Ashamed to be American? This work has been published in the Teen Ink monthly print magazine.

January 24, 2015

American culture is obsessed with patriotism. Most of this is completely innocent – images of the American flag, baseball, apple pie, and the iconic bald eagle. Yet these symbols of American pride are masking something more sinister. Our egocentrism blinds us to the fact that we are not the greatest country in the world, but rather one with many problems that need to be fixed.

For example, some Americans have yet to realize that our country is still extremely racist. Many seem to believe that when President Johnson signed the Civil Rights Act of 1964, racism magically ended along with segregation – as if all that was needed to erase centuries of tension was a mere signature. But in 2015, racism is still prevalent in our society. The Mike Brown, Eric Gardner, and Tamir Rice cases clearly demonstrate that our law enforcement system is corrupt with not only brutality but prejudice. I have black friends who are petrified of wearing hoodies at night because they are afraid of being labeled thugs and being attacked by the police. A classmate told a story about how a police car would follow her father every morning while he jogged through his neighborhood.

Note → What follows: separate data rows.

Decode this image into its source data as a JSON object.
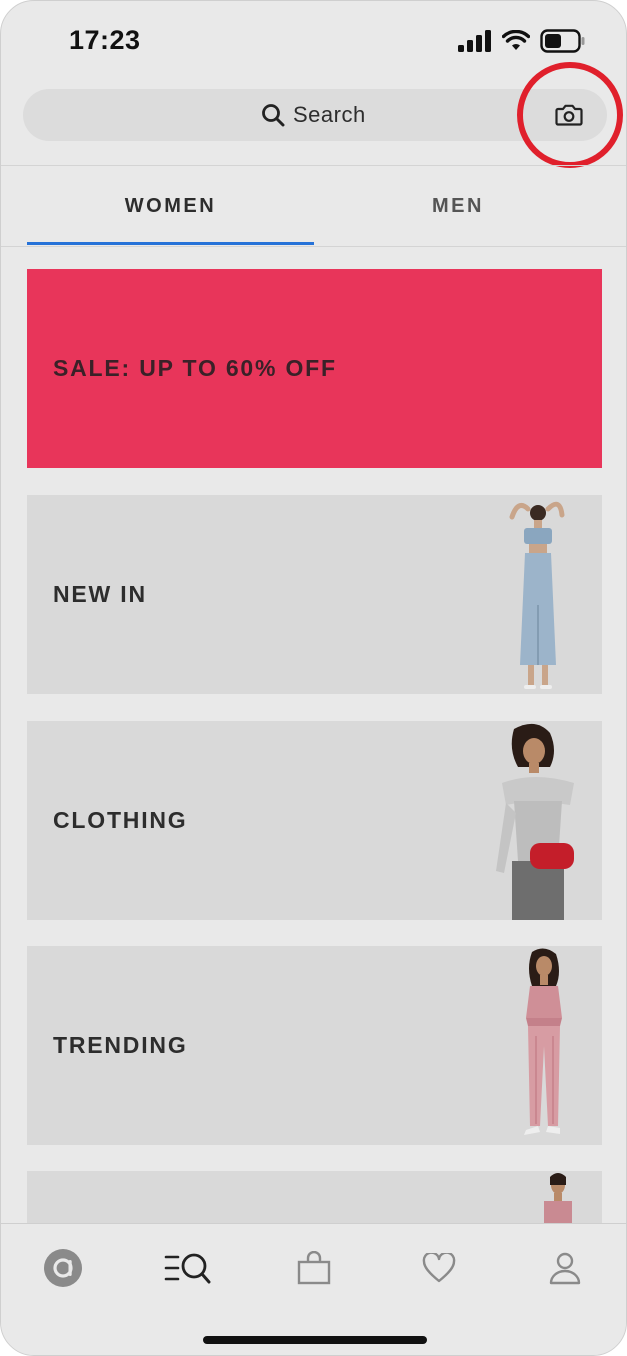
{
  "status_bar": {
    "time": "17:23"
  },
  "search": {
    "placeholder": "Search"
  },
  "tabs": [
    {
      "label": "WOMEN",
      "active": true
    },
    {
      "label": "MEN",
      "active": false
    }
  ],
  "categories": [
    {
      "label": "SALE: UP TO 60% OFF",
      "background": "#e8355a"
    },
    {
      "label": "NEW IN",
      "background": "#d9d9d9"
    },
    {
      "label": "CLOTHING",
      "background": "#d9d9d9"
    },
    {
      "label": "TRENDING",
      "background": "#d9d9d9"
    },
    {
      "label": "",
      "background": "#d9d9d9"
    }
  ],
  "bottom_nav": [
    {
      "icon": "home-logo-icon",
      "active": true
    },
    {
      "icon": "search-categories-icon",
      "active": false
    },
    {
      "icon": "bag-icon",
      "active": false
    },
    {
      "icon": "heart-icon",
      "active": false
    },
    {
      "icon": "account-icon",
      "active": false
    }
  ],
  "colors": {
    "accent_blue": "#2672d8",
    "sale_red": "#e8355a",
    "highlight_ring": "#e0202c"
  }
}
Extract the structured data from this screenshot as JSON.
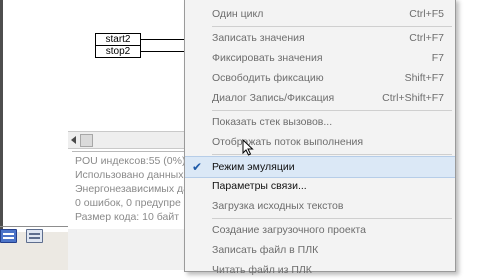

Prejudice isn’t just confined to the police, however. One of my teachers once claimed that a rival school had better test scores because it had more white students. When someone was talking about a teenage girl who was pregnant, another replied, “Well, she is Mexican.” I once overheard a group of people, people I considered friends, making a joke about a Muslim girl hiding a bomb in her hijab. Sadly, racist and Islamophobic comments like these are commonplace in America.

Another kind of prejudice that runs rampant in American society is sexism. It is often forgotten that women only gained the right to vote a hundred years ago. Until 1993, it was completely legal for husbands to rape their wives without being punished. Today, women are still treated as lesser than men. In 2013, women earned 78 cents compared to every dollar men earned. According to the Institute for Women’s Policy Research, women will reach pay parity with men in 2058. Our generation will be nearing retirement by then! Our health care decisions are also subject to the opinions of our lawmakers – mostly rich, white men who will never experience any women-specific health issues. In fact, women make up only 19.4 percent of Congress.

At the annual ceremony during which my school outlines the rules for the year, 20 minutes and multiple PowerPoint slides were dedicated to the school dress code. Sexual harassment punishments, however, only got a measly paragraph. This problem is just a symptom of the rape culture America has adopted – women’s clothing choices become an issue in rape allegations. Often the first question a girl is asked when she reveals that she was raped is “What were you wearing?” In America, a short skirt and high heels are viewed as an invitation for rape. A boy at my school said that his favorite Disney princess was Ariel because she was “half-naked and passed out.” Is rape really something to joke about?

While LGBT rights have made substantial gains in recent years, homophobia is yet another issue plaguing the land of the “free.” Only 14 states have not made the move toward marriage equality, but that doesn’t mean homophobia has been eradicated. Gay men still face stigma when donating blood due to the “population’s high risk for AIDS.” Transgender teens are still denied the right to exist openly – an issue that gained national attention with the tragic suicide of Leelah Alcorn, a 17-year-old transgender teen from Ohio. Sex education still blatantly ignores gender, leaving teens who may not fit the traditional gender labels confused and vulnerable.

Given these issues – which are sadly only the tip of the iceberg, because I’ve failed to mention immigration, gun control, health care, and other pressing problems – I feel uncomfortable proclaiming loudly that “I’m proud to be an American!” How can I profess unbridled love for my country when I’m sickened by its internal problems?

Of course, I am aware that I’m extremely privileged to have the freedoms that I have, and I’m not taking them for granted. But I am not overflowing with pride to be an American. I’m indifferent to my nationality. It is simply a fact about me, like my blonde hair and green eyes.

When America collectively makes a conscious effort to fix the long list of problems we have, I will never stop talking about how proud I am to be an American.

This work has been published in the Teen Ink monthly print magazine. This piece has been published in Teen Ink’s monthly print magazine.






Join the Discussion

This article has 2 comments. Post your own now!

Annamaj said...
May 20, 2015 at 7:35 pm
I believe you are misinformed about the study you cite about pay inequality. Actually, because of different career options chosen by males and females (females are more likely to choose to work less hours and to leave their job early to raise children) males tend to work in higher positions; thus, they get paid more. Shall we outlaw becoming a stay at home mom for the sake of "pay equality"?
 
Xander Yoaks replied...
May 21, 2015 at 8:56 pm
So the problem with this is that it lacks strong empirical and statistical backing. First, a recent study that I have read states that women, all things being equal, are more likely to have a degree than men and to have received some form of higher education. However, the efficacy of their degree is less. The study examined professions in law and medicine over a 15 year period and concluded that the pay gap grew over time even in these "professional" professions. (It started small but then it gr... (more »)
 
Site Feedback